RECORDS TO PROCESS:
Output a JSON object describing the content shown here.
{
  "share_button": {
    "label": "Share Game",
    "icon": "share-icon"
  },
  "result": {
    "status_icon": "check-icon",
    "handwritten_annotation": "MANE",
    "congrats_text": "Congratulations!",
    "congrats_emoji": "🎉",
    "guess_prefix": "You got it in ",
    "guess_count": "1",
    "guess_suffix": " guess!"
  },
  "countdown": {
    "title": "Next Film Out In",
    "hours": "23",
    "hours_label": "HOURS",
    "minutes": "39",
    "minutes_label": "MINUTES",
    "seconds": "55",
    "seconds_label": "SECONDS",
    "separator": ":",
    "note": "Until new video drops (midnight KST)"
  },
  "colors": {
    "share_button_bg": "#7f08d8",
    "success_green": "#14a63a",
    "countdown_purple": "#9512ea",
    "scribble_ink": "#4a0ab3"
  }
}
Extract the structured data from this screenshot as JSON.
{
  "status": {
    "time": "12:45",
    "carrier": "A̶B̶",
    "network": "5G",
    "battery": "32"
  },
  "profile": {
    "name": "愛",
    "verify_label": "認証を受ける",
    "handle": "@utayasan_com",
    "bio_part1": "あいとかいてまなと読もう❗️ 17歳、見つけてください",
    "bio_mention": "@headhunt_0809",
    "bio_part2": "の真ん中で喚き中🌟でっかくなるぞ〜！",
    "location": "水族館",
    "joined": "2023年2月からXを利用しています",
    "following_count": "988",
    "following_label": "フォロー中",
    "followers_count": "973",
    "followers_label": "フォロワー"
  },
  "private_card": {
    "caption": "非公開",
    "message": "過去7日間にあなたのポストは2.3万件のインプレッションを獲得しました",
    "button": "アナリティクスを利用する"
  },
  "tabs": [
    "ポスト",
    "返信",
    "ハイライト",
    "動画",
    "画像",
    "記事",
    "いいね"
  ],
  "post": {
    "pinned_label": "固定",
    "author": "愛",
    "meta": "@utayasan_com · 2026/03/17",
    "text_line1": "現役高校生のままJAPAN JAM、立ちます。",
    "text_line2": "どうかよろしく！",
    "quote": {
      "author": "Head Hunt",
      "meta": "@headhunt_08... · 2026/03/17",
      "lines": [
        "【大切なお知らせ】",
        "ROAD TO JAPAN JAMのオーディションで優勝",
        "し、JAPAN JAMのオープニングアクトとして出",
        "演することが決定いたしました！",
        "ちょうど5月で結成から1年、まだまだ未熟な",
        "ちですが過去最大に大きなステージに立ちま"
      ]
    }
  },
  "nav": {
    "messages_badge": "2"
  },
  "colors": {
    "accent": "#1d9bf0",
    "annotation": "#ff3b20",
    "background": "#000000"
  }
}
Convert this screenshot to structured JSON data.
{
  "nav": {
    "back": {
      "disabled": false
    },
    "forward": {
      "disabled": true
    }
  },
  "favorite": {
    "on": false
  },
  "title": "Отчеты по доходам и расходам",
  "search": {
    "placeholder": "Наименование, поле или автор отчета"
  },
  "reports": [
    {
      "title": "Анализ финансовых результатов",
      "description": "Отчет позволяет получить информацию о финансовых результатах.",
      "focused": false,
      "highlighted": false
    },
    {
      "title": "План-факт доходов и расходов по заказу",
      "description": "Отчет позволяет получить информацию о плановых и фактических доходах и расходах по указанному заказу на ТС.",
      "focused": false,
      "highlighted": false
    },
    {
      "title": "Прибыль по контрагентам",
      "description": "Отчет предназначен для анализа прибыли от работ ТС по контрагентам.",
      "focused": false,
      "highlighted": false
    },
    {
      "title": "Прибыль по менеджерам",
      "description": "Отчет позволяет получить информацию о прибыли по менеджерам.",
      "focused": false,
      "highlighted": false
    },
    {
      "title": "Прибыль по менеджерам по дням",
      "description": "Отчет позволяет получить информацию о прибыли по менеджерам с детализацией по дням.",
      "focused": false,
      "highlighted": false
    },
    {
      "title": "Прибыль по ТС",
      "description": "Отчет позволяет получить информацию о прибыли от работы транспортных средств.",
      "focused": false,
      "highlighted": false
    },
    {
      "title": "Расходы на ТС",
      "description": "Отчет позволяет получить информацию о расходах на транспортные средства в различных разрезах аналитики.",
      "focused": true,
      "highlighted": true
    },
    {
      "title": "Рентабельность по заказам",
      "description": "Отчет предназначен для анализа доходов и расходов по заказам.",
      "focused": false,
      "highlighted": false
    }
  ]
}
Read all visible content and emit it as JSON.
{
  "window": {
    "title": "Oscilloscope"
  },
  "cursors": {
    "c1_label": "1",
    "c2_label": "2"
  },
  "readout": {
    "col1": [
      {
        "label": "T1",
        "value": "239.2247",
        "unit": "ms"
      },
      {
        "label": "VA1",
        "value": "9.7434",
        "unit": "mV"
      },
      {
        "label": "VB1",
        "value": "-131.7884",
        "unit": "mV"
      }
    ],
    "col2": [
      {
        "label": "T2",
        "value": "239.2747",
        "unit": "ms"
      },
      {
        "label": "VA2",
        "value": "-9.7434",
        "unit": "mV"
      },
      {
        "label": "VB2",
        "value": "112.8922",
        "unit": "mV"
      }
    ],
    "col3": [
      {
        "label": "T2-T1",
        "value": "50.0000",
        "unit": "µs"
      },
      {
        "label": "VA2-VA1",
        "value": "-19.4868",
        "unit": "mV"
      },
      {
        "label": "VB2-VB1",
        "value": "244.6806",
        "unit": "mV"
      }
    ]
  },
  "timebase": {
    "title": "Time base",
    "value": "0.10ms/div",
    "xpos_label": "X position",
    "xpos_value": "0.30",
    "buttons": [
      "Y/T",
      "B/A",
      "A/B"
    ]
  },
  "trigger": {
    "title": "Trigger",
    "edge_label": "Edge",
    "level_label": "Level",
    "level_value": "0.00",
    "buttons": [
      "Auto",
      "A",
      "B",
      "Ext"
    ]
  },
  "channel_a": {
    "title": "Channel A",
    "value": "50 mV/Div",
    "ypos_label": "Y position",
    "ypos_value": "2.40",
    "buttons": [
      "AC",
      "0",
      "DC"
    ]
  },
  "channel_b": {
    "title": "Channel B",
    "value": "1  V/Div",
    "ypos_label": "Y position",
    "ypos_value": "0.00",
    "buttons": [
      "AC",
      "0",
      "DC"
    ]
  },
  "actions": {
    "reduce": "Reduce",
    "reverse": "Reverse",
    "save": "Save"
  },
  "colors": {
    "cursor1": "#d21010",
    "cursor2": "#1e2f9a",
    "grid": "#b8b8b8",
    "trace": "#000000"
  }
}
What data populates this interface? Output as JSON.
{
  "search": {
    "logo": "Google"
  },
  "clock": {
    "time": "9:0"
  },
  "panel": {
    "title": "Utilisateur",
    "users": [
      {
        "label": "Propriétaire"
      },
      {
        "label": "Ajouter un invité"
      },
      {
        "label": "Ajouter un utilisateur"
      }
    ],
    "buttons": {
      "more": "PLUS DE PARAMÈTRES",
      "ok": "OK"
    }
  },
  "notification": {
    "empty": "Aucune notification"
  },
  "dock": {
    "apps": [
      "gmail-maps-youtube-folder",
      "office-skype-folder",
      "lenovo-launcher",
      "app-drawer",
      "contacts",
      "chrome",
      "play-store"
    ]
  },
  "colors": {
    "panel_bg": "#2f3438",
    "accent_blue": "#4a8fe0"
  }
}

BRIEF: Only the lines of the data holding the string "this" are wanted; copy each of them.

TASK SOLUTION:
Extract the structured data from this screenshot as JSON.
Convert this screenshot to structured JSON data.
What data populates this interface? Output as JSON.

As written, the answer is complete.